A new and better test for women - Aboriginal and Torres Strait Islander

Page last updated: 06 December 2019 (this page is generated automatically and reflects updates to other content within the website)

PDF Version: A new and better test for women brochure - Aboriginal and Torres Strait Islander (PDF 1244 KB)

A new and better test for women


Talk to your health worker today – for yourself, your family and your community.
Regular tests as part of your women’s health checks is the best way to stay healthy and strong for yourself, your family and your community.

What is the new test?

The Pap test has been replaced with a new test, which you only have to do every five years.

The test is quick and simple. If you have ever had a Pap test before, the way this test is done will feel the same.

It might be a bit uncomfortable, but it shouldn’t hurt. If it hurts, tell your health worker straight away.

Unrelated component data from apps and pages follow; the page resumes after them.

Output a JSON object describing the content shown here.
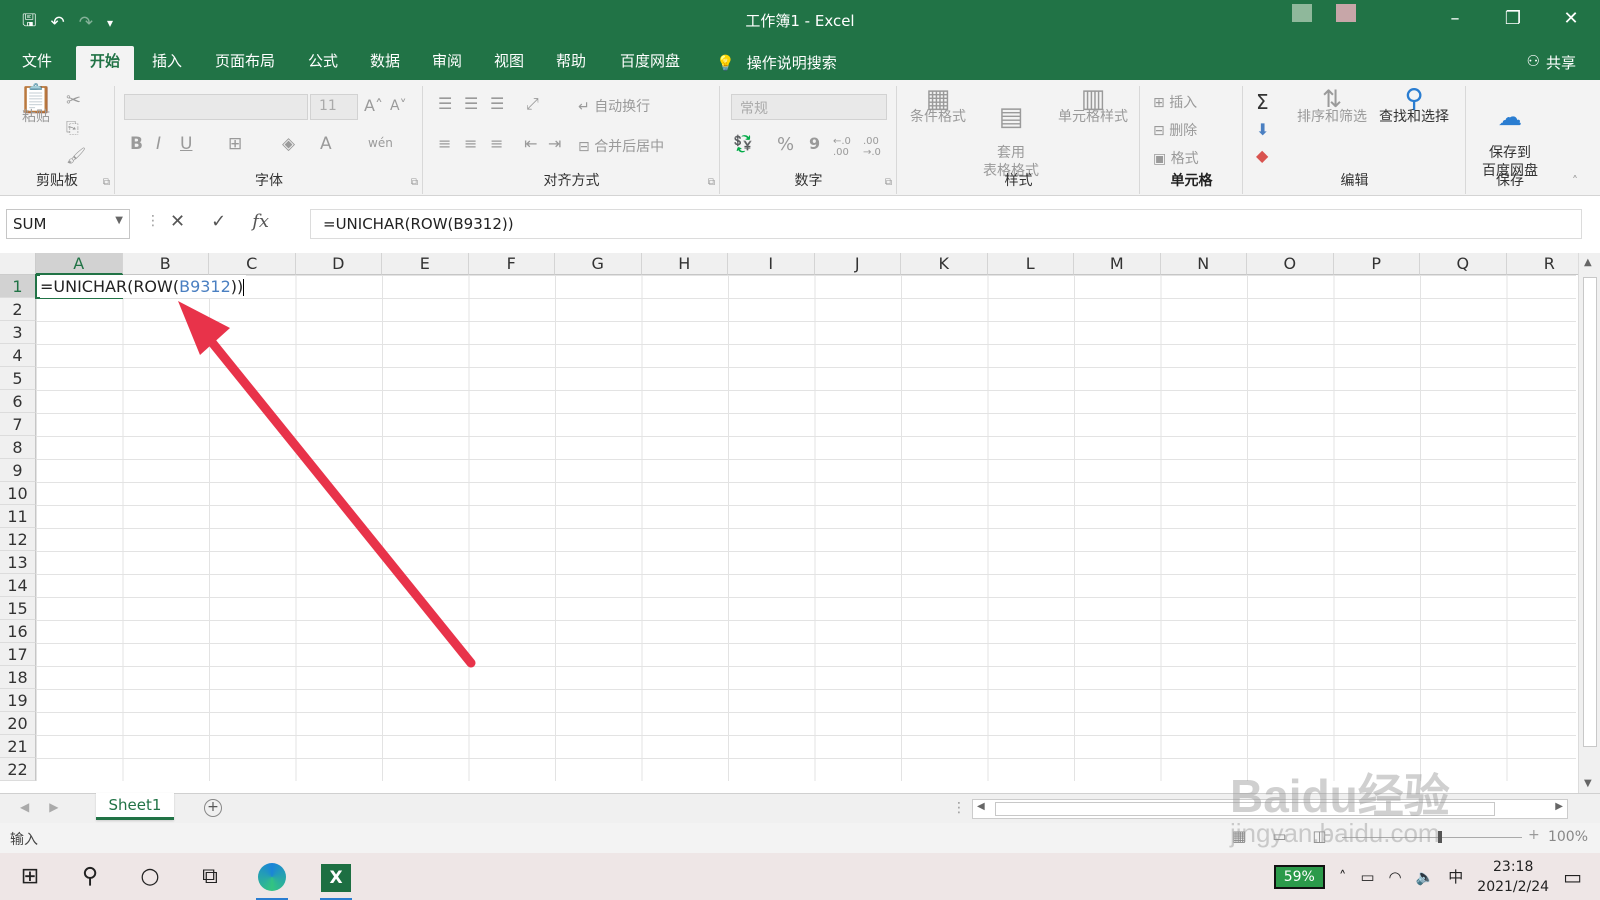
{
  "window": {
    "title": "工作簿1 - Excel",
    "minimize": "–",
    "restore": "❐",
    "close": "✕"
  },
  "quick_access": {
    "save": "🖫",
    "undo": "↶",
    "redo": "↷",
    "customize": "▾"
  },
  "ribbon_tabs": [
    "文件",
    "开始",
    "插入",
    "页面布局",
    "公式",
    "数据",
    "审阅",
    "视图",
    "帮助",
    "百度网盘"
  ],
  "active_tab": "开始",
  "tell_me": "操作说明搜索",
  "share": "共享",
  "ribbon": {
    "clipboard": {
      "label": "剪贴板",
      "paste": "粘贴"
    },
    "font": {
      "label": "字体",
      "font_name": "",
      "font_size": "11",
      "bold": "B",
      "italic": "I",
      "underline": "U",
      "grow": "A˄",
      "shrink": "A˅",
      "font_color": "A",
      "phonetic": "wén"
    },
    "alignment": {
      "label": "对齐方式",
      "wrap_text": "自动换行",
      "merge_center": "合并后居中"
    },
    "number": {
      "label": "数字",
      "format": "常规",
      "percent": "%",
      "comma": "9",
      "inc_decimal": "←.0 .00",
      "dec_decimal": ".00 →.0"
    },
    "styles": {
      "label": "样式",
      "conditional": "条件格式",
      "table_format": "套用\n表格格式",
      "cell_styles": "单元格样式"
    },
    "cells": {
      "label": "单元格",
      "insert": "插入",
      "delete": "删除",
      "format": "格式"
    },
    "editing": {
      "label": "编辑",
      "sort_filter": "排序和筛选",
      "find_select": "查找和选择",
      "autosum": "Σ"
    },
    "save": {
      "label": "保存",
      "save_to_baidu": "保存到\n百度网盘"
    }
  },
  "formula_bar": {
    "name_box": "SUM",
    "cancel": "✕",
    "enter": "✓",
    "fx": "fx",
    "content": "=UNICHAR(ROW(B9312))"
  },
  "columns": [
    "A",
    "B",
    "C",
    "D",
    "E",
    "F",
    "G",
    "H",
    "I",
    "J",
    "K",
    "L",
    "M",
    "N",
    "O",
    "P",
    "Q",
    "R"
  ],
  "rows": [
    "1",
    "2",
    "3",
    "4",
    "5",
    "6",
    "7",
    "8",
    "9",
    "10",
    "11",
    "12",
    "13",
    "14",
    "15",
    "16",
    "17",
    "18",
    "19",
    "20",
    "21",
    "22"
  ],
  "active_cell": {
    "text_prefix": "=UNICHAR(ROW(",
    "text_ref": "B9312",
    "text_suffix": "))"
  },
  "sheets": [
    "Sheet1"
  ],
  "add_sheet": "+",
  "status": {
    "mode": "输入",
    "zoom": "100%",
    "zoom_minus": "–",
    "zoom_plus": "+"
  },
  "taskbar": {
    "battery": "59%",
    "ime": "中",
    "time": "23:18",
    "date": "2021/2/24"
  },
  "watermark": {
    "logo": "Baidu经验",
    "url": "jingyan.baidu.com"
  },
  "colors": {
    "excel_green": "#217346",
    "arrow_red": "#e8334a",
    "ref_blue": "#4a7fc1"
  }
}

A health worker could be a general practitioner (GP), nurse or doctor at an Aboriginal Medical Service, community or women’s health centre, or family planning and sexual health clinic.

Remember, you can always ask for a female health worker to do your test.

The new test is safe and better.

Although it will feel the same for you, the new test is better. This is because it checks for a virus that could cause changes to your cells.

It is safe to have this new test every five years, instead of two like the old Pap test.

Your health worker will get your results about two weeks after your test and may contact you to talk about your results.

When do I need my next test?

For most women aged 25-74 years your next test is due 2 years after your last Pap test and then it will be every 5 years if your result is okay.

If you’re unsure when your next test is due, talk to your health worker.

Three months before you’re due to have your next test, you’ll receive an invitation to remind you to make an appointment with your health worker.

Where can I go for more information?

If you have any symptoms, such as unusual pain or bleeding, you should see your health worker immediately.

You can also find out more at:
www.cancerscreening.gov.au/cervical
or by calling 13 15 56

If you have problems with your health, you should see your health worker immediately.